    •  Symbol duration (in other words symbols per second) (SDur)
      • Symbol duration depends on "Guard Interval" between symbols.
    •  Bits per symbol (NBits)
    •  Coding rate (CRate)
      • Some bits are used for error correction and do not carry data 
    • Number of sub-channels (NChan)
      • Depends on channel width(20/40/80/160)
      • 11n/11ac have more sub-channels in the same bandwidth compared to 11a/11g
    Data Rate = (1/SDur)*(NBits*CRate)*NChan

    11a/11g Rates

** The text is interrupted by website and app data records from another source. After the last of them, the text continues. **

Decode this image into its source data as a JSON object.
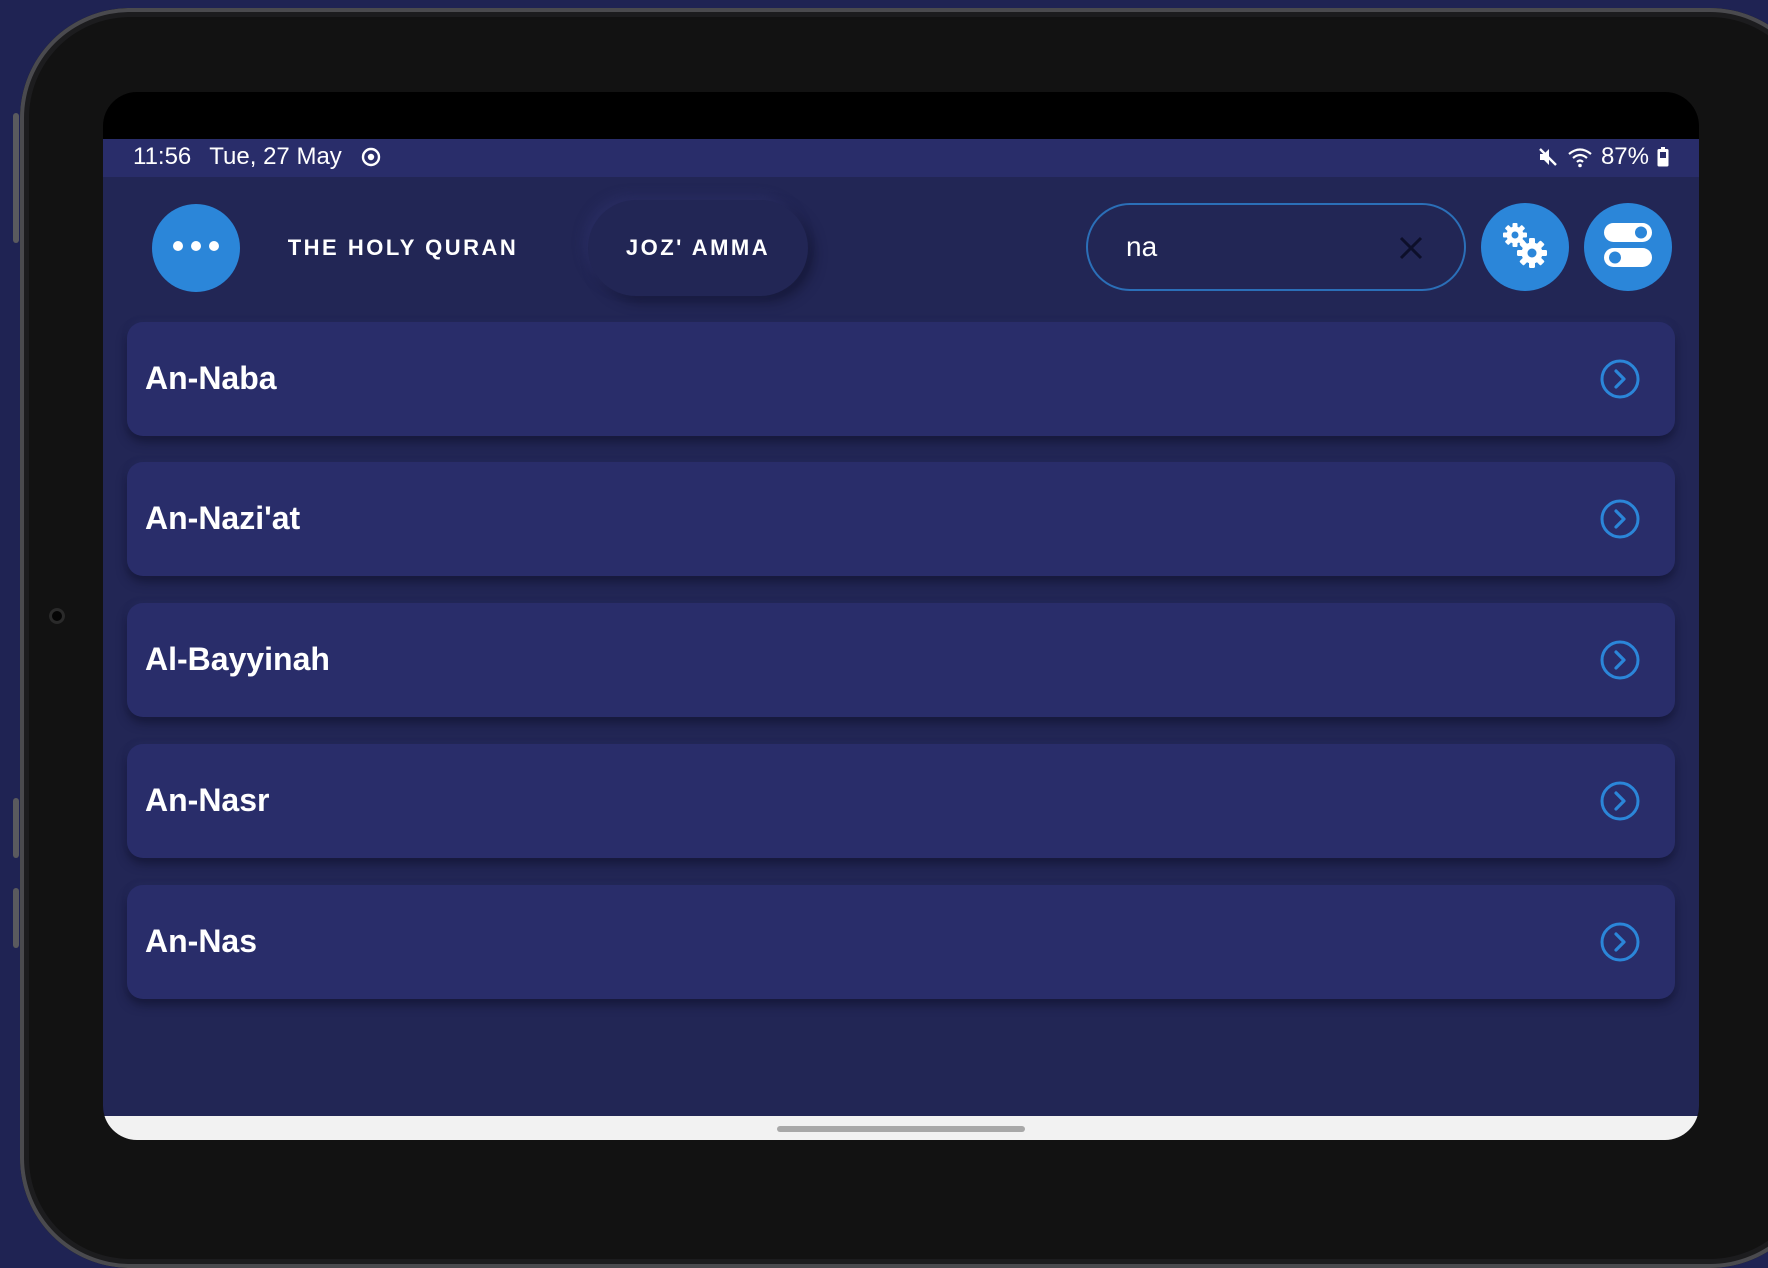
{
  "status_bar": {
    "time": "11:56",
    "date": "Tue, 27 May",
    "battery": "87%"
  },
  "header": {
    "tabs": [
      {
        "label": "THE HOLY QURAN"
      },
      {
        "label": "JOZ' AMMA"
      }
    ],
    "search": {
      "value": "na"
    }
  },
  "surahs": [
    {
      "name": "An-Naba"
    },
    {
      "name": "An-Nazi'at"
    },
    {
      "name": "Al-Bayyinah"
    },
    {
      "name": "An-Nasr"
    },
    {
      "name": "An-Nas"
    }
  ],
  "colors": {
    "background": "#222655",
    "card": "#292d6a",
    "accent": "#2b86d9",
    "text": "#ffffff"
  },
  "icons": {
    "menu": "more-dots-icon",
    "clear": "close-icon",
    "settings": "gears-icon",
    "toggle": "toggle-switches-icon",
    "row": "chevron-right-circle-icon"
  }
}
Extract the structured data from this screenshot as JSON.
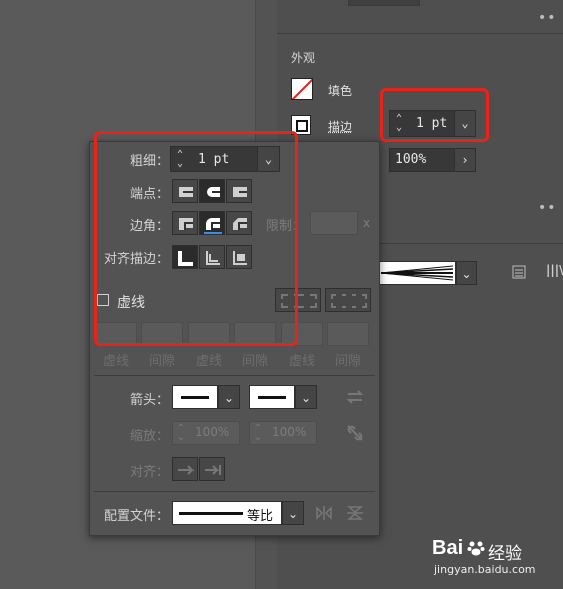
{
  "right_panel": {
    "more_menu_top": "••",
    "section_title": "外观",
    "fill_label": "填色",
    "stroke_label": "描边",
    "stroke_weight": "1 pt",
    "opacity": "100%",
    "more_menu_mid": "••",
    "brush_options_glyph": "|||\\"
  },
  "stroke_popup": {
    "weight_label": "粗细：",
    "weight_value": "1 pt",
    "cap_label": "端点：",
    "corner_label": "边角：",
    "limit_label": "限制：",
    "limit_suffix": "x",
    "align_label": "对齐描边：",
    "dashed_label": "虚线",
    "dash_headers": [
      "虚线",
      "间隙",
      "虚线",
      "间隙",
      "虚线",
      "间隙"
    ],
    "arrow_label": "箭头：",
    "scale_label": "缩放：",
    "scale_start": "100%",
    "scale_end": "100%",
    "arrow_align_label": "对齐：",
    "profile_label": "配置文件：",
    "profile_value": "等比"
  },
  "watermark": {
    "brand": "Bai",
    "brand_suffix": "经验",
    "url": "jingyan.baidu.com"
  },
  "colors": {
    "highlight": "#e8231a",
    "panel_bg": "#535353"
  }
}
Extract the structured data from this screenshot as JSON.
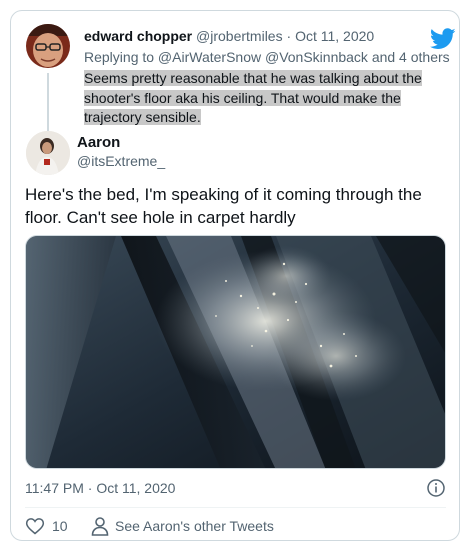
{
  "colors": {
    "brand": "#1d9bf0",
    "muted": "#536471",
    "border": "#cfd9de",
    "highlight": "#c8c8c8"
  },
  "reply_tweet": {
    "display_name": "edward chopper",
    "handle": "@jrobertmiles",
    "separator": "·",
    "date": "Oct 11, 2020",
    "replying_to": "Replying to @AirWaterSnow @VonSkinnback and 4 others",
    "text": "Seems pretty reasonable that he was talking about the shooter's floor aka his ceiling. That would make the trajectory sensible."
  },
  "main_tweet": {
    "display_name": "Aaron",
    "handle": "@itsExtreme_",
    "text": "Here's the bed, I'm speaking of it coming through the floor. Can't see hole in carpet hardly",
    "timestamp": "11:47 PM · Oct 11, 2020",
    "likes": "10",
    "see_more": "See Aaron's other Tweets"
  },
  "icons": [
    "twitter-bird-icon",
    "info-icon",
    "heart-icon",
    "person-icon"
  ]
}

    Modulation NBits CRate NChan SDur (micro sec) Data Rate (Mbps)
    BPSK 1 1/2 48 4 6
    BPSK 1 3/4 48 4 9
    QPSK 2 1/2 48 4 12
    QPSK 2 3/4 48 4 18
    16-QAM 4 1/2 48 4 24
    16-QAM 4 3/4 48 4 36
    64-QAM 6 2/3 48 4 48
    64-QAM 6 3/4 48 4 54
    11a/11g Data Rates
    Note: The above table shows date rates for 20MHz channel width. 5,10 MHz channel widths are not shown.

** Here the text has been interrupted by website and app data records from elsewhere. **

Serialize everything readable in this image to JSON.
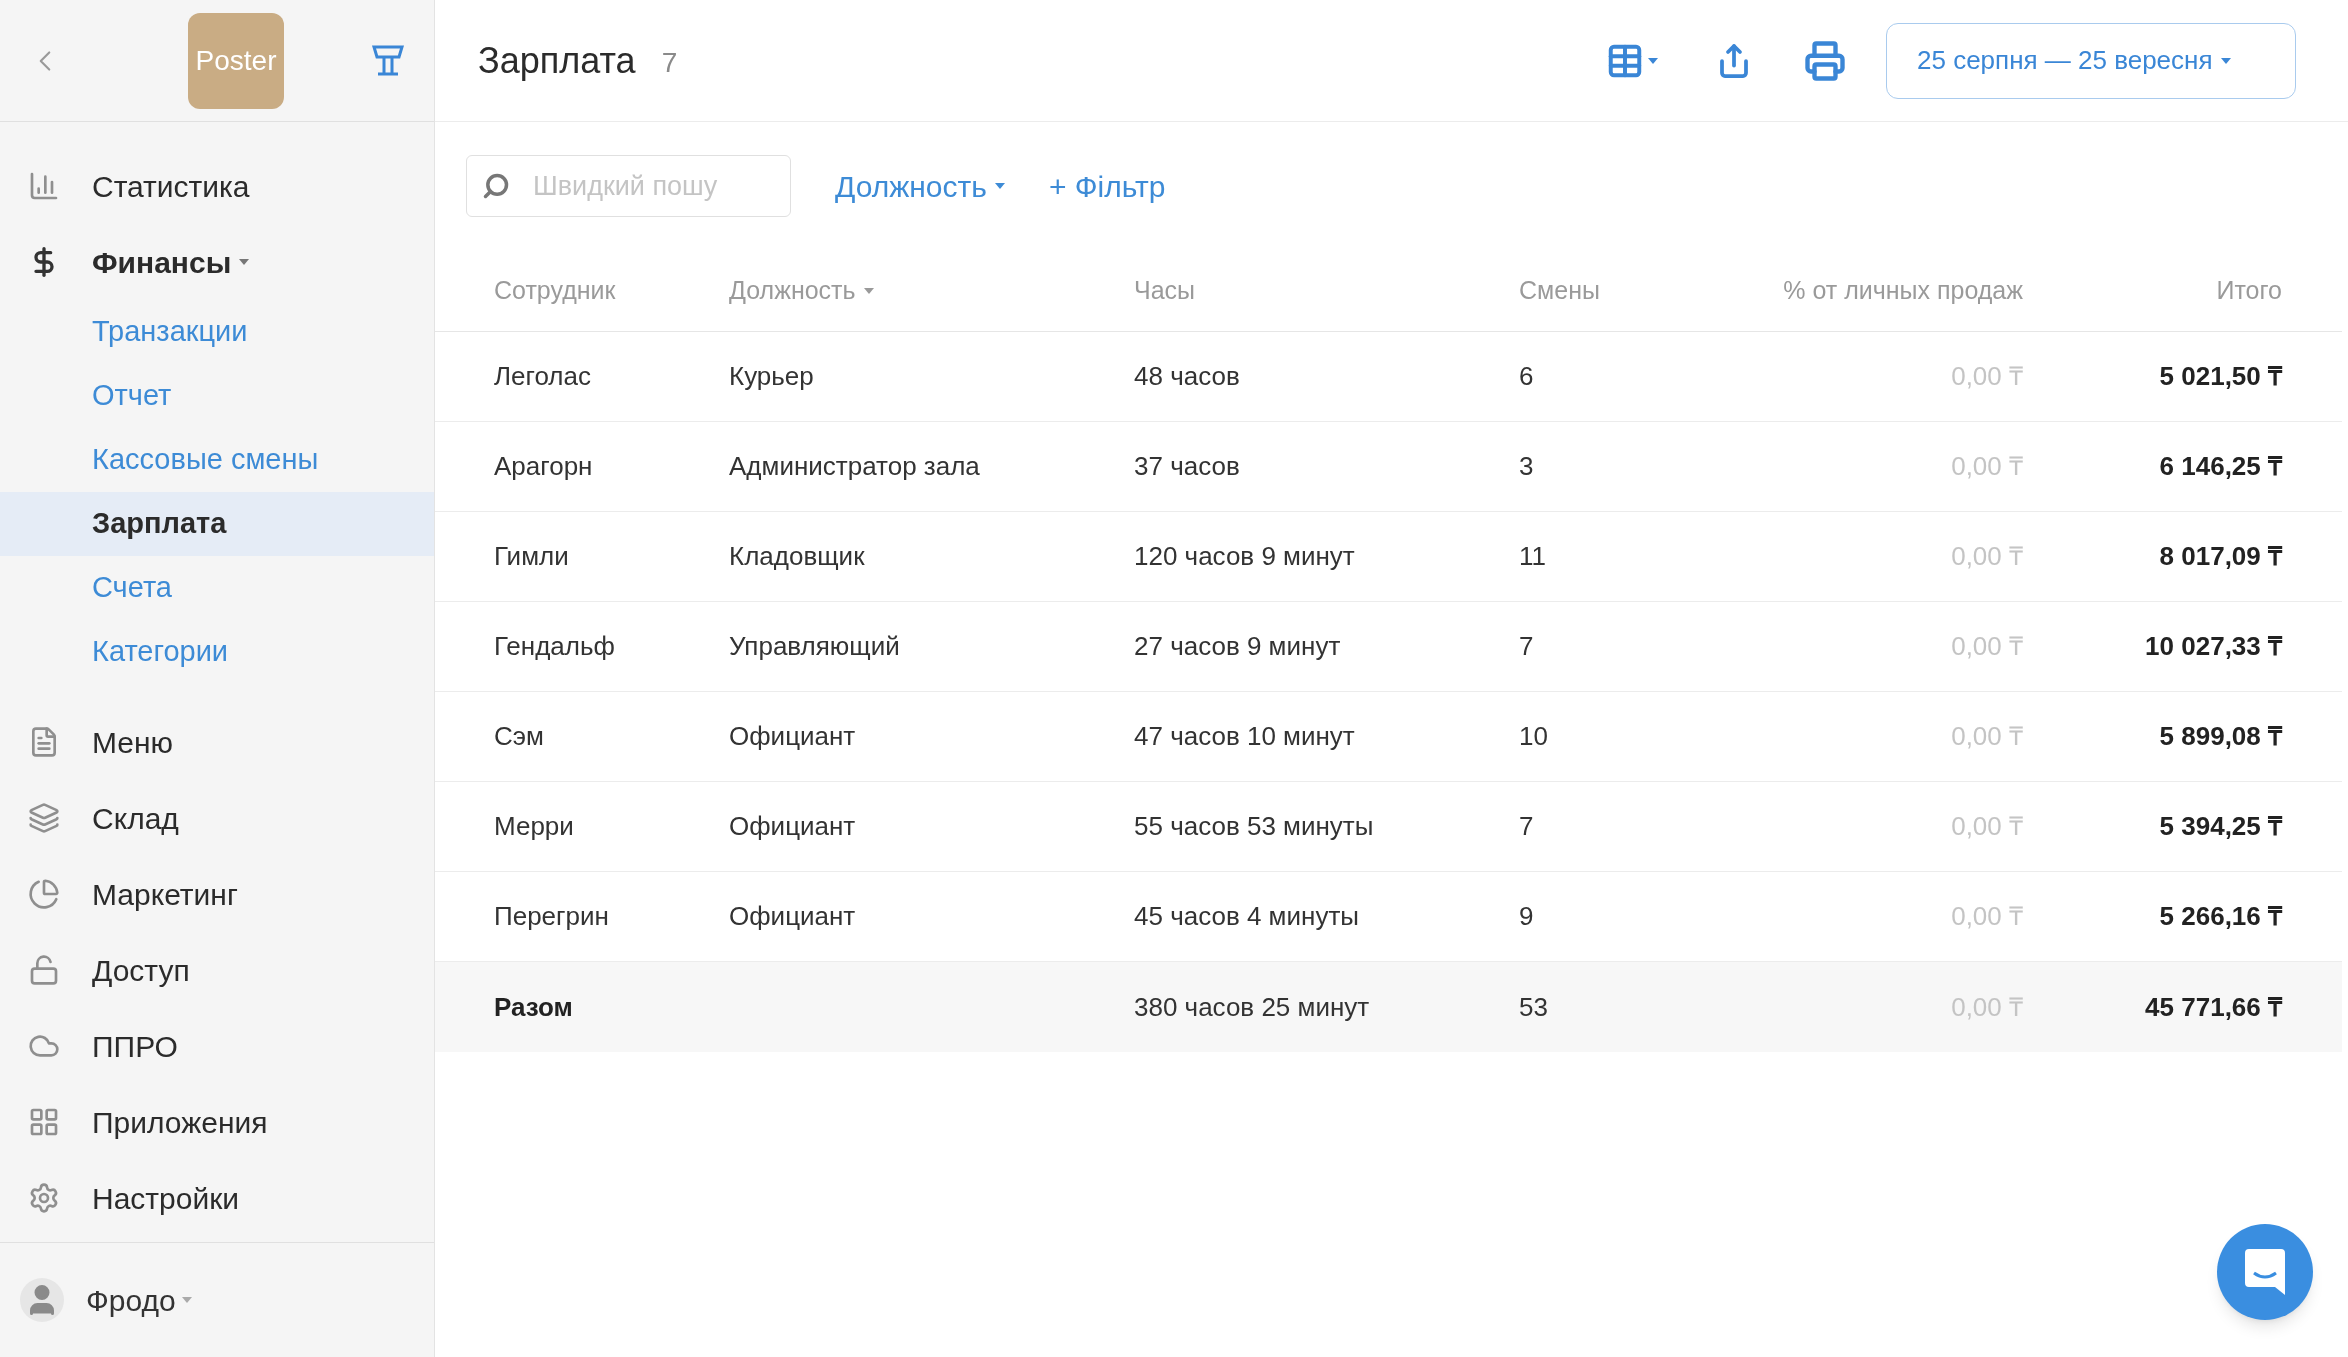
{
  "sidebar": {
    "logo": "Poster",
    "items": [
      {
        "label": "Статистика"
      },
      {
        "label": "Финансы",
        "expanded": true,
        "children": [
          {
            "label": "Транзакции",
            "selected": false
          },
          {
            "label": "Отчет",
            "selected": false
          },
          {
            "label": "Кассовые смены",
            "selected": false
          },
          {
            "label": "Зарплата",
            "selected": true
          },
          {
            "label": "Счета",
            "selected": false
          },
          {
            "label": "Категории",
            "selected": false
          }
        ]
      },
      {
        "label": "Меню"
      },
      {
        "label": "Склад"
      },
      {
        "label": "Маркетинг"
      },
      {
        "label": "Доступ"
      },
      {
        "label": "ППРО"
      },
      {
        "label": "Приложения"
      },
      {
        "label": "Настройки"
      }
    ],
    "user": {
      "name": "Фродо"
    }
  },
  "header": {
    "title": "Зарплата",
    "count": "7",
    "date_range": "25 серпня — 25 вересня"
  },
  "filters": {
    "search": {
      "placeholder": "Швидкий пошу"
    },
    "position_filter": "Должность",
    "add_filter": "+ Фільтр"
  },
  "table": {
    "columns": [
      {
        "label": "Сотрудник",
        "sorted": false
      },
      {
        "label": "Должность",
        "sorted": true
      },
      {
        "label": "Часы",
        "sorted": false
      },
      {
        "label": "Смены",
        "sorted": false
      },
      {
        "label": "% от личных продаж",
        "sorted": false
      },
      {
        "label": "Итого",
        "sorted": false
      }
    ],
    "rows": [
      [
        "Леголас",
        "Курьер",
        "48 часов",
        "6",
        "0,00 ₸",
        "5 021,50 ₸"
      ],
      [
        "Арагорн",
        "Администратор зала",
        "37 часов",
        "3",
        "0,00 ₸",
        "6 146,25 ₸"
      ],
      [
        "Гимли",
        "Кладовщик",
        "120 часов 9 минут",
        "11",
        "0,00 ₸",
        "8 017,09 ₸"
      ],
      [
        "Гендальф",
        "Управляющий",
        "27 часов 9 минут",
        "7",
        "0,00 ₸",
        "10 027,33 ₸"
      ],
      [
        "Сэм",
        "Официант",
        "47 часов 10 минут",
        "10",
        "0,00 ₸",
        "5 899,08 ₸"
      ],
      [
        "Мерри",
        "Официант",
        "55 часов 53 минуты",
        "7",
        "0,00 ₸",
        "5 394,25 ₸"
      ],
      [
        "Перегрин",
        "Официант",
        "45 часов 4 минуты",
        "9",
        "0,00 ₸",
        "5 266,16 ₸"
      ]
    ],
    "total": {
      "label": "Разом",
      "hours": "380 часов 25 минут",
      "shifts": "53",
      "percent": "0,00 ₸",
      "sum": "45 771,66 ₸"
    }
  }
}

    11n/11ac Data Rates

    11n and 11ac data rate improvements are due to:
    • The number of sub-channels in 11n and 11ac is more than 11a and 11g. 
    • Higher coding rate (5/6)
    • 11ac also uses 256-QAM which further increases the data rate.
    • Wider Channels (40,80,160)
    • Multiple Spatial Streams (MIMO) (Nss
    Modulation NBits CRate NChan Data Rate (Mbps)
    Data Rate (Mbps)
    BPSK 1 1/2 52 6.5 7.2
    QPSK 2 1/2 52 13 14.4
    QPSK 2 3/4 52 19.5 21.7
    16-QAM 4 1/2 52 26 28.9
    16-QAM 4 3/4 52 39 43.3
    64-QAM 6 2/3 52 52 57.8
    64-QAM 6 3/4 52 58.5 65
    64-QAM 6 5/6 52 65 72.2
    256-QAM (11ac) 8 3/4 52 78 86.7
    256-QAM (11ac) 8 5/6 52 86.7 96.3
    11n and 11ac Data Rates (20 MHz, 1 SS)
    The entries highlighted are 11ac only rates and the rest are common to 11n and 11ac.
    Updated on 20/08/2014: Note: The last entry,i.e, MCS9 (256 QAM, 5/6 rate) is not allowed in 11ac 20 MHz channel.

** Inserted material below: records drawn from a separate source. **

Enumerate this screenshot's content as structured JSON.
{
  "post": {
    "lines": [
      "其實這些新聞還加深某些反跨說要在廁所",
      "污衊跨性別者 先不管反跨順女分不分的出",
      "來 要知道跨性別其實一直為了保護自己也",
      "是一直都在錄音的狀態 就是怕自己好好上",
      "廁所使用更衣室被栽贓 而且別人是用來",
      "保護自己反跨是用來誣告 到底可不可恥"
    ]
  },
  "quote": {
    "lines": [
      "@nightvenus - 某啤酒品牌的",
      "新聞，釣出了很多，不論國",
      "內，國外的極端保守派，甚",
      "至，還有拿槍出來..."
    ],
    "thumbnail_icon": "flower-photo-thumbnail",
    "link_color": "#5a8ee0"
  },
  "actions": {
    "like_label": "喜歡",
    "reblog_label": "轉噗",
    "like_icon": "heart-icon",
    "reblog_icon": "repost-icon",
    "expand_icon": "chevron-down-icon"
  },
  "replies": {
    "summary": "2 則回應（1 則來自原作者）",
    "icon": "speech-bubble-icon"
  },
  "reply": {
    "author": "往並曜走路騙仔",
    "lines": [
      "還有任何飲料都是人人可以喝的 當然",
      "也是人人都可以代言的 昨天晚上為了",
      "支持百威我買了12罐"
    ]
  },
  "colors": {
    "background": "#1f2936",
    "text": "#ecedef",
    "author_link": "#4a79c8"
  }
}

    The maximum data rate is achieved with MIMO and maximum channel width.

    Channel Width NBits CRate NChan Data Rate (Mbps)
    SDur=3.6us (Nss=1)
    11n Max Rate
    20 Mhz 6 5/6 52 72.2 288.8
    40 Mhz 6 5/6 108 150 600
    11n Max Data Rates

    Channel Width NBits CRate NChan Data Rate (Mbps)
    SDur=3.6us (Nss=1)
    11ac Max Rate
    20 Mhz 8 5/6 52 96.3 577.8
    40 Mhz 8 5/6 108 200 1600
    80 Mhz 8 5/6 234 433.3 3466.4
    160 Mhz 8 5/6 468 866.7 6933.6
    11ac Max Data Rates 
    Updated on 20/08/2014: Max valid spatial streams for 11ac 20 MHz channels corrected to 6.


    The improvement in data rate from 11b to 11ac is due to various factors: OFDM, Wider Channels, QAM, Higher coding rate and MIMO.  The figures below depicts the improvement in data rate due to each factor(excluding MIMO).